There is an overhead aspect that developers of such meta-lists must keep in mind. Out-of-date addresses (URLs) are annoying and if there are too many, connections will decline. The site does not in maintain itself but the workload has declined over time as the developers of the listed resources often provide notification of changes. Also, it appears that the frequency of change of address is declining as the developers desire to maintain a level of stability, which encourages "return customers".
A companion site, Geophysics on the Internet went on-line in October 1997 and is receiving about 20 hits per day. This site was developed and is being maintained with support from the Foundation of the Society for Exploration Geophysicists.
"Futurists", whatever they are, tell me that a student graduating in 1998 will face 6 to 7 career changes during the next 35 years. The timing will be such that these individuals will not be able to return to complete yet another advanced degree each time such a change is presented. Therefore, life-long-learning or just-in-time learning will become a reality. Exercises, modules, courses, etc. that are being developed and distributed via the Internet may form the basis of learning opportunities in both formal and informal settings.
If you have not begun to explore the Internet to see what is there now, the Virtual Geosciences Professor offers several starting points. In particular, I strongly encourage you to take a look at the Introduction to Geophysical Explorationwhich is an effort supported by the Department of Geophysics at the Colorado School of Mines and produced under the direction of Dr. Tom Boyd. My introduction to geophysical prospecting took place during the pre-mainframe computing days when pencil and paper and chalk were the primary means of expression. Take a look at the section on Gravity Anomaly Over A Tunnel. You can use this script to design a gravity survey for the project described in the request for bid. The red circle in the graph below represents a tunnel with a specific radius, R, depth of burial, and density contrast, rho. Clicking with the mouse on the tunnel and dragging the tunnel to different depths can vary the depth of burial of the tunnel. The radius and density contrast can be varied with the slider. Just a few minutes are required to examine the effect of one variable (holding the others constant) on the size of the anomaly ≠ something that was very difficult for me to see by careful examination of the underlying mathematical expression(s).
Take a look at Geology 202 Introduction to Petrology at the University of British Columbia.
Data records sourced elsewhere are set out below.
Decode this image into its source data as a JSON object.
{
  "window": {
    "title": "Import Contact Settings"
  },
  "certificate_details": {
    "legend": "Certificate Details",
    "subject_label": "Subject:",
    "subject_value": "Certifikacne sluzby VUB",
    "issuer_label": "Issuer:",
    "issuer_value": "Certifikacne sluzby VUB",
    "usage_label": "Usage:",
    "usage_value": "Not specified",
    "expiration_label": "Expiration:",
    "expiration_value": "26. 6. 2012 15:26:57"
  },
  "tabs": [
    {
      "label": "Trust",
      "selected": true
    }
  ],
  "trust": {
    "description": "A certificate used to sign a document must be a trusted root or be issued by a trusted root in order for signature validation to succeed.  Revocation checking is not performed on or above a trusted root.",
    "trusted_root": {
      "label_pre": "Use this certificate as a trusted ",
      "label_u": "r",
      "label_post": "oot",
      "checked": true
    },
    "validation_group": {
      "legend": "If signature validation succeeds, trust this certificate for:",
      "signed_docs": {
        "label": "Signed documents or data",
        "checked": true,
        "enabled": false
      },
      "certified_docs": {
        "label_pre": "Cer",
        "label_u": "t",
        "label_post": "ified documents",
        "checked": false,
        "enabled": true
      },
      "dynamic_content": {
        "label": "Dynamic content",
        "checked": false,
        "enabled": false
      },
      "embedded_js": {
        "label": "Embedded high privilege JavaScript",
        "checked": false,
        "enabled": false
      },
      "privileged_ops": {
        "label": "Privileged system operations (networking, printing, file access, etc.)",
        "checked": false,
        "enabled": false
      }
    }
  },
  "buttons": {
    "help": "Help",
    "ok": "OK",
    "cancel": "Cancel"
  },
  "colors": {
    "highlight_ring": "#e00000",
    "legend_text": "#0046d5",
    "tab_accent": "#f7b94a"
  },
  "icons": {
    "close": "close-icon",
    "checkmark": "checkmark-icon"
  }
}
Dr. Michelle Lamberson has played a key role as the liaison between faculty with content command and a group of "gung-ho" students who do the "programming." A summary of the extent to which the Department of Earth and Ocean Sciences at UBC are experimenting with Internet-based course resources is given on their Educational Resources.
In June 1998 there were some 900 course resources being produced by about 180 departments for an average of nearly 5 courses per department. In many departments, however, it is the same individual producing the resources. Thus, a considerable proportion of the increase in such resources over the past two years reflects the commitment of a relatively small number of individuals to experiment with the Internet. Probably less than 2% of the geosciences faculty in the world are actively involved.
In both examples given above an individual was noted as having played a key role in the development and maintenance of the Internet-based resources. It is my opinion this is what is missing in many universities is department-level commitment. The experimentation that is going on in many departments often results from bits and pieces contributed by a single individual, or a small group. Only in a few instances is their evidence of a department-level commitment as reflected by the dedication of a faculty or staff position to the effort.